The identities of these “digital nomads” remain murky

In the words of Merriam-Webster, a “digital nomad” is “someone who performs [their] occupation entirely over the internet while travelling.” The duration of their remote work assignment is open-ended and may range from a few days to a number of months or even years. While others often traverse foreign borders, some people never leave the country at all. The work they conduct is almost as diverse as the time zones in which they live and work.

According to data given by MBO Partners, there were 7.3 million digital nomads in the world in 2019. It is expected that by 2021 this figure will have increased to 15.5 million from the 2020 high of 10.9 million. 44% are millennials, 23% are from Generation X, 22% are from Gen Z, and 12% are from the baby boomer generation. The percentage of digital nomads with graduate degrees and employment in fields that require advanced training or expertise is far higher than that of the general population.

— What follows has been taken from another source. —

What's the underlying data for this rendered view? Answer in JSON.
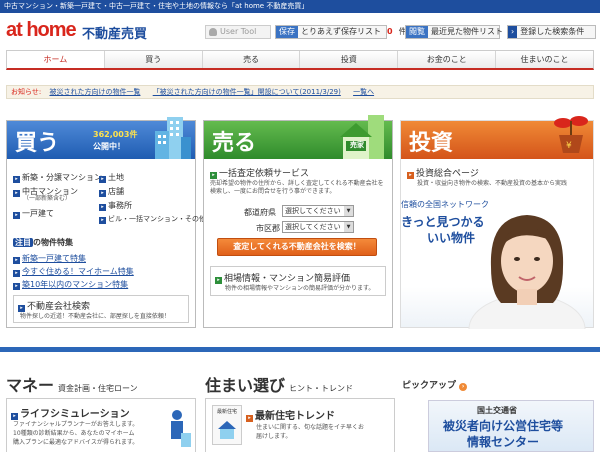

By 2021, there would have been 10.2 million digital nomads who also work in conventional settings, a jump of 42% from the previous year. In the year 2021, the percentage of persons who worked independently increased by 15. It’s possible that some of the remaining 30% only work occasionally or sporadically, even if the vast majority of them have jobs that require them to work full time. The number of persons who record an annual income of $75,000 or more is around 6.8 million, while the number of people who have an annual income of $25,000 or less is over 21.1 million. Those who say they make $75,000 or more annually are in the minority. Nineteen percent of digital nomads work in the IT sector, while a smaller fraction work in other sectors including creative services and accounting.

Where do people who work remotely typically go?

More than half of all digital nomads will never set foot outside the United States while working remotely. Several of the most populated American cities are located in the Rocky Mountain region. These include Boulder, Austin, Lake Tahoe, and Bozeman, Montana. In contrast to people who travelled before the epidemic, digital nomads now want to stay put for longer and visit fewer destinations. But nearly half will leave the country at some point during their lifetimes. Yet, people tend to accumulate things, so they may need a hand moving those precious belongings, uniting such services as Boston to LA movers or other trustful companies.

The Digital Nomad Index compares countries based on factors like the cost of living, the ease of obtaining a work visa, and the download and upload speeds of their internet and mobile connections. Here are the top ten locations for remote workers:  Canada, France, the Netherlands, Australia, and Switzerland came in after the United Kingdom, Germany, Romania, Sweden, and Denmark.

“highly satisfied with [their] work and lifestyle” is a phrase that is frequently used to describe the digital nomad community as a whole. Eighty percent of individuals polled stated that they were satisfied or extremely satisfied with the amount of money they had earned.

Freedom of movement and contentment

The digital nomad community as a whole is typically characterized by the statement “highly satisfied with [their] work and lifestyle,” which is used quite frequently to define the community. Eighty percent of people polled expressed either satisfaction or severe satisfaction with the amount of money they had made. However, only a small percentage of persons who identify themselves as digital nomads have the intention of genuinely living a mobile lifestyle full-time. Even though only 32% of people are interested in long-term travel, according to research carried out by MBO Partners, 54% of people aim to be nomadic for at least two years. This is despite the fact that just 32% of people are interested in travelling for an extended period of time.

Many digital nomads choose not to live a nomadic lifestyle due to a number of obstacles, including those that are more practical and those that are more financially prohibitive. These factors include things like the inability to find stable housing and the inability to find stable employment. After being away for an extended period of time, some people start to experience feelings of homesickness and begin to miss their loved ones and friends from back at home. Nevertheless, research carried out by MB Partners discovered that a sizeable proportion of digital employees who have in the past kept a nomadic lifestyle expect to do so once more in the not-too-distant future.

If you plan on staying within your own country, you will encounter fewer restrictions. You won’t have to worry about visas or other country-specific travel laws, but coordinating schedules across time zones may be challenging.